Heat scorched Western Europe this July in what will likely be confirmed as the hottest month in recorded history, according to the UN’s World Meteorological Organization.

“This is not your grandfather’s summer,” United Nations Secretary General Antonio Gutierrez said.

The impact of human activity on the extreme temperatures is the subject of the latest analysis by World Weather Attribution (WWA), a research collaboration that provides near-real-time analysis of climate change’s impact on weather.

The group on Friday concluded that human-driven changes to the atmosphere added from 1.5 degrees to 3 degrees Celsius (2.7 to 5.4 Fahrenheit) to the heat wave. Without greenhouse gas emissions, the July heat wave would have had very little chance of occurring at all in France, where temperatures hit 110.5 degrees Fahrenheit outside Paris on July 25.

In a pre-industrial climate, thermometers might reach that high only once every 1,000 years.

“At all locations analyzed, the change in probability of the event is large, and in several cases it is so large that a reliable estimate cannot be established,” write the WWA authors.

The numbers out of Europe are relentless. The Netherlands and Belgium exceeded 40 degrees Celsius (104 Fahrenheit) for the first time last month, and the U.K. set a new record of 38.7 Celsius (101.7 Fahrenheit). The blistering conditions have since moved north, melting parts of Greenland at rates faster than 2012, the worst year on record.

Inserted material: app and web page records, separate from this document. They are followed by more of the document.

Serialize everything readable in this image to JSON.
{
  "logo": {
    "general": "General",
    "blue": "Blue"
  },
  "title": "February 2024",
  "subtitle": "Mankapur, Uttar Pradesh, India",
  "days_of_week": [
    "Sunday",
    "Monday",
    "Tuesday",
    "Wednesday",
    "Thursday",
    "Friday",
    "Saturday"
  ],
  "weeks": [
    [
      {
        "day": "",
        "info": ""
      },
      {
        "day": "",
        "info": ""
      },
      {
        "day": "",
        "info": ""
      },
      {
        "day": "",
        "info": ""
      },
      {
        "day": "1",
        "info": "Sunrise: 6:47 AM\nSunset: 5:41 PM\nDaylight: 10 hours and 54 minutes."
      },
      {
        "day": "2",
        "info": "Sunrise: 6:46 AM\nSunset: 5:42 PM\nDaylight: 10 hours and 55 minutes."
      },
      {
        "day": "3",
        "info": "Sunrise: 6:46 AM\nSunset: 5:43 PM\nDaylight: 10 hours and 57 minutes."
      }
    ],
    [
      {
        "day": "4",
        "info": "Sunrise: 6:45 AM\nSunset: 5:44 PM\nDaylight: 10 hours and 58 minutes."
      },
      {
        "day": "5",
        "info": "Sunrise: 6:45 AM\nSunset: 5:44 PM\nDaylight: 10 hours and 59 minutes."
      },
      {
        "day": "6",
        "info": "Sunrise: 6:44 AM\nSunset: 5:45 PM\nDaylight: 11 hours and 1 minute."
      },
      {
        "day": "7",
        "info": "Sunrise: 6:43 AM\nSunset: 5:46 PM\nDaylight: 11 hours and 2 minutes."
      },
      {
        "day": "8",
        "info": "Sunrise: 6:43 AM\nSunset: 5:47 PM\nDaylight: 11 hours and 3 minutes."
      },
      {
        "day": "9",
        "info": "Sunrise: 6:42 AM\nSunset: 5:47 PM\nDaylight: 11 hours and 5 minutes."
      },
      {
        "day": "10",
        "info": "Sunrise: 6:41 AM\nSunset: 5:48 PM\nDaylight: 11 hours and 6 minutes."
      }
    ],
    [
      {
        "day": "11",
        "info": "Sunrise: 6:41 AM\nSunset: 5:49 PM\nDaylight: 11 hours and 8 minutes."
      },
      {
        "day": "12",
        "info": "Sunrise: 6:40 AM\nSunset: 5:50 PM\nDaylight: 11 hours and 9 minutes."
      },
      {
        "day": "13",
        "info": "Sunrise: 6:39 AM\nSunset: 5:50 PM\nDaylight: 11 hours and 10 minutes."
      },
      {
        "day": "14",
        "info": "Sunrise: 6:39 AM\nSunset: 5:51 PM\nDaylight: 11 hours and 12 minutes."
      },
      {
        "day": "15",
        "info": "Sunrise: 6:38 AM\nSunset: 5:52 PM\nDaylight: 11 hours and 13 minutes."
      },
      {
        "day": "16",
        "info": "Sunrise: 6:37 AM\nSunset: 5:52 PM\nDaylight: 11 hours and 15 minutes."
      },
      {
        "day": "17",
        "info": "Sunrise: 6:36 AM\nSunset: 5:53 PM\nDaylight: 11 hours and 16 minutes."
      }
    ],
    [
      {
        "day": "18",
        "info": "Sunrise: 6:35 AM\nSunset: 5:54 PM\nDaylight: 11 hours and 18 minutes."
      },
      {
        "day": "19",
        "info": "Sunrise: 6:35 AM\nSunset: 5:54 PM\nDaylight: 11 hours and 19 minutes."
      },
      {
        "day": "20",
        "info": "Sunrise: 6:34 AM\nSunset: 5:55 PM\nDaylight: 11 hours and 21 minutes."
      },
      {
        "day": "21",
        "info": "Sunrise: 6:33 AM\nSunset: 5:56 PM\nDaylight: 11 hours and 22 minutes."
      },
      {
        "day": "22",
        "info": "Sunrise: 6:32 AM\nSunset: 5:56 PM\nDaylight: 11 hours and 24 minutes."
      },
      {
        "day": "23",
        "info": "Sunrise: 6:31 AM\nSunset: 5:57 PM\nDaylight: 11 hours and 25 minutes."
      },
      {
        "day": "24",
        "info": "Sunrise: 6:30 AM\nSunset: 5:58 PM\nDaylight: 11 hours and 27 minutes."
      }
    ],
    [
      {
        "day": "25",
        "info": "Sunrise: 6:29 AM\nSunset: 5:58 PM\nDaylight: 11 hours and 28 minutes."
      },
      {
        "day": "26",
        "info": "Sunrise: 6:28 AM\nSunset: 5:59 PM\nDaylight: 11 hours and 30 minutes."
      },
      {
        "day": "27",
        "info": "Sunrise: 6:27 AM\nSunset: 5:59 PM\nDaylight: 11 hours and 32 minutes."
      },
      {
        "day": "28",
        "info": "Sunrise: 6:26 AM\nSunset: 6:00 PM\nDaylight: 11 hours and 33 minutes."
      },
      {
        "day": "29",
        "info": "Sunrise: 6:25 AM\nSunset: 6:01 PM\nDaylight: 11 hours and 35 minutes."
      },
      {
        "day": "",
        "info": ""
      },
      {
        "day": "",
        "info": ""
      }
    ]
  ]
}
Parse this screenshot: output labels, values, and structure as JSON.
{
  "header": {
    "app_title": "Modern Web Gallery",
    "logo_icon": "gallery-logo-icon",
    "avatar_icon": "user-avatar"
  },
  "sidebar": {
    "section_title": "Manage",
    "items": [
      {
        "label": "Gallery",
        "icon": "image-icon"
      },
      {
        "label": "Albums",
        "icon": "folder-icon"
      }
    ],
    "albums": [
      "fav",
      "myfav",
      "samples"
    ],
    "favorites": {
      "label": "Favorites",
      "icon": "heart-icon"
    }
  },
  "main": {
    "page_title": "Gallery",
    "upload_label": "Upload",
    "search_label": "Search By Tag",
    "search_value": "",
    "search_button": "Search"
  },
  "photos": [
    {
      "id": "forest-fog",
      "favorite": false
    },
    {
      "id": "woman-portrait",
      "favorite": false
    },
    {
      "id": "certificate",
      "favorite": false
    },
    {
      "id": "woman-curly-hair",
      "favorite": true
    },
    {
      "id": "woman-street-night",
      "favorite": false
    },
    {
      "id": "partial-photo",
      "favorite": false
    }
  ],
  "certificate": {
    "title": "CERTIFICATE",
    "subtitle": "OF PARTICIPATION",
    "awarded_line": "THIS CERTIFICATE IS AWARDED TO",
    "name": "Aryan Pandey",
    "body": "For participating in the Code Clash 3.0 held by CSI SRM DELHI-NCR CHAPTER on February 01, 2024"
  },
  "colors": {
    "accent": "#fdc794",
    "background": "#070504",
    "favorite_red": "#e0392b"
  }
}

Scientists have gained much more confidence evaluating how climate change may affect an extreme weather event over the last 15 years, although it remains a young field. Researchers are increasingly studying shorter-term events, such as heavy precipitation and tornadoes, said Robert Vautard, a senior scientist at France’s National Center for Scientific Research and a WWA co-author.

The breakthrough came in 2004, when researchers found that climate change had made the previous year’s Western European heat wave about twice as likely to occur as it would have in a world without greenhouse gas pollution.

The 2003 heat wave killed as many as 70,000 people, including more than 15,000 in France.

The continent was better prepared this time around. Governments issued warnings, and public officials advised people how to protect themselves. France elevated the status of its Plan Canicule (Heatwave Plan) to the third highest of four levels on July 22 and helped vulnerable populations prepare for the extreme temperatures.

WWA estimates the increased frequency and intensity of extreme weather by simulating conditions on computer models, and seeing how often they occur in an electronic world that hasn’t warmed 1 degree Celsius since the middle of the 19th century. They throw out models that poorly replicate the temperature extremes.

“It makes our estimate more conservative,” said Friederike Otto, a lead WWA researcher.

Topics Europe Climate Change